Coronavirus dashboard

Illustration: Aïda Amer/Axios

  1. Politics: Americans feel Trump's sickness makes him harder to trustFlorida breaks record for in-person early voting.
  2. Health: The next wave is gaining steam.
  3. Education: Schools haven't become hotspots.
  4. World: Ireland moving back into lockdown — Argentina becomes 5th country to report 5 million infections.

In photos: Florida breaks record for in-person early voting

Voters wait in line at John F. Kennedy Public Library in Hialeah, Florida on Oct. 19. Photo: Eva Marie Uzcategui/AFP via Getty Images

More Floridians cast early ballots for the 2020 election on Monday than in the first day of in-person early voting in 2016, shattering the previous record by over 50,000 votes, Politico reports.

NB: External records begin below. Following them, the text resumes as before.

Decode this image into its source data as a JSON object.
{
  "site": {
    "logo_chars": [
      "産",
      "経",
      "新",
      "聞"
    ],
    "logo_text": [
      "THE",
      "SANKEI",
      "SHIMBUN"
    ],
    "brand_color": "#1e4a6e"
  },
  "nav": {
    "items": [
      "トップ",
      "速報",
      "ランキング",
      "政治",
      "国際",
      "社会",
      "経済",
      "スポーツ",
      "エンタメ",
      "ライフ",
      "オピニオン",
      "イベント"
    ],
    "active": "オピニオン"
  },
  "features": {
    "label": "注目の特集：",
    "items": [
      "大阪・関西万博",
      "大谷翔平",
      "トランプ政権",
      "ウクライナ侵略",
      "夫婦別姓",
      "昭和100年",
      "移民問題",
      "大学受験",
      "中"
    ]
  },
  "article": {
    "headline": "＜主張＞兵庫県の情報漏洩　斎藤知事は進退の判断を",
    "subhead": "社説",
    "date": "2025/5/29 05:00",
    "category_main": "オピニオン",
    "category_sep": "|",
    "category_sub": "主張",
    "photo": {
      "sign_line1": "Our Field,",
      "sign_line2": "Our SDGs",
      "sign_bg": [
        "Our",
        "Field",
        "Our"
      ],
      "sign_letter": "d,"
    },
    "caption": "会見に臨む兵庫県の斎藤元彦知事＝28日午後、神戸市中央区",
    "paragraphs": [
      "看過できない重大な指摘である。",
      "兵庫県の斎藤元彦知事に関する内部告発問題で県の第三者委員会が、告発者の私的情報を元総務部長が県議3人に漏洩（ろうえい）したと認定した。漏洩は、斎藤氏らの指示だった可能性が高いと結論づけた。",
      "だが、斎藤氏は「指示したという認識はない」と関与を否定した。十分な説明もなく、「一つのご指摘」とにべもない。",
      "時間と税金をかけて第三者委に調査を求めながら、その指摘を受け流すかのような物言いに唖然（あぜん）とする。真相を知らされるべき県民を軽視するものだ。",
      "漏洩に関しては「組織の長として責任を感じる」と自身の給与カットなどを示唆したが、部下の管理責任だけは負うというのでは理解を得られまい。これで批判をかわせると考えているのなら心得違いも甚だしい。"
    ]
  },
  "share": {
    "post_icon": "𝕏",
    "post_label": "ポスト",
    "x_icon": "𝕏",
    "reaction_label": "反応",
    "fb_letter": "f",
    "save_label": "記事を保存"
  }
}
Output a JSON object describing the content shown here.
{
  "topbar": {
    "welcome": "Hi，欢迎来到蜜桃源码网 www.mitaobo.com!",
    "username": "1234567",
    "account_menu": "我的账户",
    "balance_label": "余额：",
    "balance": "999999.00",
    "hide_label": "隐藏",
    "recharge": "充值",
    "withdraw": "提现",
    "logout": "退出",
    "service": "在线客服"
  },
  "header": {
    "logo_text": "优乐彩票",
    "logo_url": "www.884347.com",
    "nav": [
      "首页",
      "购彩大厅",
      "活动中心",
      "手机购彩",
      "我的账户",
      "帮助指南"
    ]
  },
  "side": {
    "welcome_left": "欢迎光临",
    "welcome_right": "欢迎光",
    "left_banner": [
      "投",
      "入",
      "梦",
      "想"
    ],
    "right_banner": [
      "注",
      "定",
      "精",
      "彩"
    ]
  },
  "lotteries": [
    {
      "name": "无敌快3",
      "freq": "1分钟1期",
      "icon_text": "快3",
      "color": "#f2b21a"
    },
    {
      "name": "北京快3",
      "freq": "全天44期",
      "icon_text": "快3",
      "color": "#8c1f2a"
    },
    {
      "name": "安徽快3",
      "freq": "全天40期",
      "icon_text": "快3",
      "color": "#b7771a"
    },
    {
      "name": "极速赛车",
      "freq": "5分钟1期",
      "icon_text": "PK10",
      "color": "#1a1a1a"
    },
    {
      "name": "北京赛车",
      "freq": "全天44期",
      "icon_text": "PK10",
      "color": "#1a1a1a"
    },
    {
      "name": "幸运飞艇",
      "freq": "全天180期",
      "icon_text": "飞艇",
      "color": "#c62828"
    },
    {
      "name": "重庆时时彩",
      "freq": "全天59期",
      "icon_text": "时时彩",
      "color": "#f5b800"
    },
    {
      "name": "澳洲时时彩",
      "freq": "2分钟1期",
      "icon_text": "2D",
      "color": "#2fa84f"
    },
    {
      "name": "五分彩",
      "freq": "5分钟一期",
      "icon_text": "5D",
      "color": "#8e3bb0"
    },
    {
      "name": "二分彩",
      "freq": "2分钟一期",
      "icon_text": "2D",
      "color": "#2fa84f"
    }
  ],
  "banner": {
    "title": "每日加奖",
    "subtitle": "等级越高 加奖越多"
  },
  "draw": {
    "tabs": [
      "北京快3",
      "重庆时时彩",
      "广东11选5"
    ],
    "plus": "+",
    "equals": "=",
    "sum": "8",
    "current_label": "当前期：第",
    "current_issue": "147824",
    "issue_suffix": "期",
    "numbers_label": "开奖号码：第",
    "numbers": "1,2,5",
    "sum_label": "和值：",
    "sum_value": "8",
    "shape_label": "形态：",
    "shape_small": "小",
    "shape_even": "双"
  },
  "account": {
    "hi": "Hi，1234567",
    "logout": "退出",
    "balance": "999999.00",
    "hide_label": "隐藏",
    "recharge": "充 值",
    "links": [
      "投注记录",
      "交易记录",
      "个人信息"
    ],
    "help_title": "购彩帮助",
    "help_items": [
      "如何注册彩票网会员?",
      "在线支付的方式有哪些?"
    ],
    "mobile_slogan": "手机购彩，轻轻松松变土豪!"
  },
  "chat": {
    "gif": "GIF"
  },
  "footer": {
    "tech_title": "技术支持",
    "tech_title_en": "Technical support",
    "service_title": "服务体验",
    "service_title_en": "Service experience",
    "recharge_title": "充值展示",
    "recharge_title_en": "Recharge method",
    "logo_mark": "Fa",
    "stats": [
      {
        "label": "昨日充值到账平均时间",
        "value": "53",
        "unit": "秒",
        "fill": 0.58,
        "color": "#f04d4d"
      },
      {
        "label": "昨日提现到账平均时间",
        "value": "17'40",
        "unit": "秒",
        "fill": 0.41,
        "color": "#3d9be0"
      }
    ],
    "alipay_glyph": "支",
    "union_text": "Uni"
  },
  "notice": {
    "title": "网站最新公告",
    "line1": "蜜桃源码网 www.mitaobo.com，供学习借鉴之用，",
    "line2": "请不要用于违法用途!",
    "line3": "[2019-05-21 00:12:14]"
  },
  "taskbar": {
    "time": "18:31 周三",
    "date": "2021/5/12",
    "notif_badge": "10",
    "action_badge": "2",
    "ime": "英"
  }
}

The big picture: Voters have already cast over 31 million ballots in early voting states as of Tuesday, per the U.S. Elections Project database by Michael McDonald, an elections expert at the University of Florida.

Updated 19 mins ago - Technology

Reports: Justice Department to file suit against Google

Illustration: Aïda Amer/Axios

The Justice Department will unveil its long-awaited antitrust lawsuit against Google today, according to reports in the Wall Street Journal and other outlets, charging the company with abusing a monopoly position in search and search advertising.

Details: Justice Department lawyers are expected to outline their monopoly case against the search giant in a call with reporters Tuesday morning.